With the summer only just begun, it seems to me that October is an age away, but many of those in the industry have already turned their attention to the scary season, not least the powers that be at Pan Macmillan, who plan to publish Adam Nevill’s next novel the week before Halloween. It’s called Lost Girl and, as Nevill says, it’s a very different beast from the books of his back-catalogue…
This a thriller for sure, and may even be science fiction as it is set in the 2050s. Horror without a doubt, through depictions of a prescient universal horror (the consequences of runaway climate change), the occult, as well as the worst kind of personal horror an individual can experience (the loss of a child). Along with that, the story is my examination of a figure I have been fascinated with since childhood: the vigilante.
What follows isn’t final copy, but if it’s good enough for the author, it’s more than enough for me:
It’s 2053 and runaway climate change has brought civilisation to the brink of collapse.

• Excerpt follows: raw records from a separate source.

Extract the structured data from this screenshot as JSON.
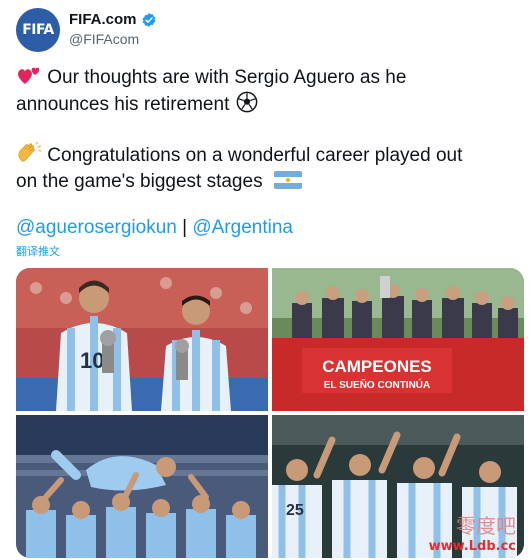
{
  "account": {
    "avatar_text": "FIFA",
    "display_name": "FIFA.com",
    "handle": "@FIFAcom",
    "verified": true
  },
  "tweet": {
    "line1": "Our thoughts are with Sergio Aguero as he",
    "line2": "announces his retirement",
    "line3": "Congratulations on a wonderful career played out",
    "line4": "on the game's biggest stages",
    "mention1": "@aguerosergiokun",
    "separator": " | ",
    "mention2": "@Argentina",
    "translate_label": "翻译推文"
  },
  "icons": {
    "hearts": "two-hearts-icon",
    "clap": "clapping-hands-icon",
    "ball": "soccer-ball-icon",
    "flag": "argentina-flag-icon",
    "verified": "verified-badge-icon"
  },
  "photos": {
    "photo3_banner_line1": "CAMPEONES",
    "photo3_banner_line2": "EL SUEÑO CONTINÚA",
    "jersey_numbers": [
      "10",
      "25"
    ]
  },
  "watermark": {
    "chinese": "零度吧",
    "url": "www.Ldb.cc"
  },
  "colors": {
    "link": "#1d9bf0",
    "secondary_text": "#536471",
    "avatar_bg": "#2d5da6"
  }
}
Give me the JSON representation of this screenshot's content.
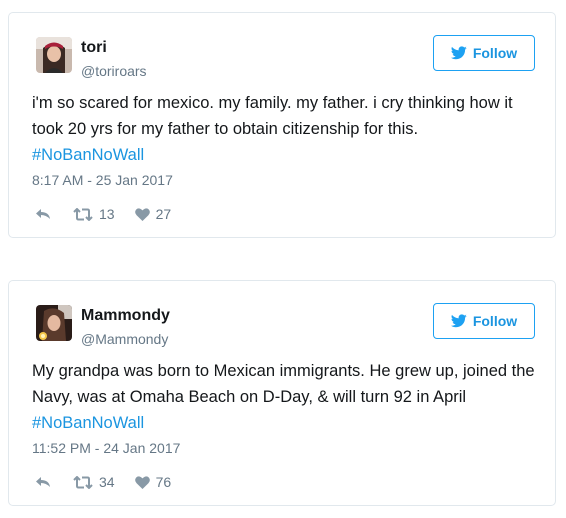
{
  "colors": {
    "link": "#1b95e0",
    "follow_border": "#1da1f2",
    "muted": "#657786",
    "text": "#14171a",
    "card_border": "#e1e8ed"
  },
  "tweets": [
    {
      "name": "tori",
      "handle": "@toriroars",
      "follow_label": "Follow",
      "text": "i'm so scared for mexico. my family. my father. i cry thinking how it took 20 yrs for my father to obtain citizenship for this.",
      "hashtag": "#NoBanNoWall",
      "timestamp": "8:17 AM - 25 Jan 2017",
      "retweets": "13",
      "likes": "27",
      "icons": {
        "reply": "reply-icon",
        "retweet": "retweet-icon",
        "like": "heart-icon",
        "follow": "twitter-bird-icon"
      }
    },
    {
      "name": "Mammondy",
      "handle": "@Mammondy",
      "follow_label": "Follow",
      "text": "My grandpa was born to Mexican immigrants. He grew up, joined the Navy, was at Omaha Beach on D-Day, & will turn 92 in April",
      "hashtag": "#NoBanNoWall",
      "timestamp": "11:52 PM - 24 Jan 2017",
      "retweets": "34",
      "likes": "76",
      "icons": {
        "reply": "reply-icon",
        "retweet": "retweet-icon",
        "like": "heart-icon",
        "follow": "twitter-bird-icon"
      }
    }
  ]
}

Billions are threatened with starvation and mankind is slowly moving north in a world stricken by war, drought and super storm—easy prey for the pandemics that sweep across the globe. Easy prey, too, for the violent gangs and people-smugglers who thrive in the crumbling world where ‘King Death’ reigns supreme.
The father’s own world went to hell two years ago. His four-year-old daughter was snatched from his garden when he should have been watching. The moments before her disappearance play in a perpetual loop in his mind, as do the nightmarish fantasies of who took her, and why. But the police are preoccupied. Amidst the worst European heat wave on record, a refugee crisis, and the coming hurricane season, who cares about one more missing child? Now it’s down to him to find her, even if it means going to the worst places imaginable, to do the unthinkable…
Here comes the cover!
Now I don’t mean to be utterly reductive, but Lost Girl sounds to yours truly like Taken with echoes of The Walking Dead, which is to say… well, several things. In the first, coming as it does from the author of Apartment 16, The Ritual, Last Days, House of Small Shadows and last year’s No One Gets Out Alive—an embarrassment of horrific riches, really—Nevill’s next does indeed sound like a dramatic departure.
It also has the potential to be awfully popular, assuming the comparison-points I put to you hold true.
Last but not least, in the course of announcing his new novel, Nevill noted that “in terms of organising the material, [Lost Girl] been the most challenging book to write thus far.” I’m going to go ahead and take that as a good omen, because life’s most meaningful experiences are rarely in my experience the easiest—so roll on October!
Niall Alexander is an extra-curricular English teacher who reads and writes about all things weird and wonderful for The Speculative Scotsman, Strange Horizons, and Tor.com. He’s been known to tweet, twoo.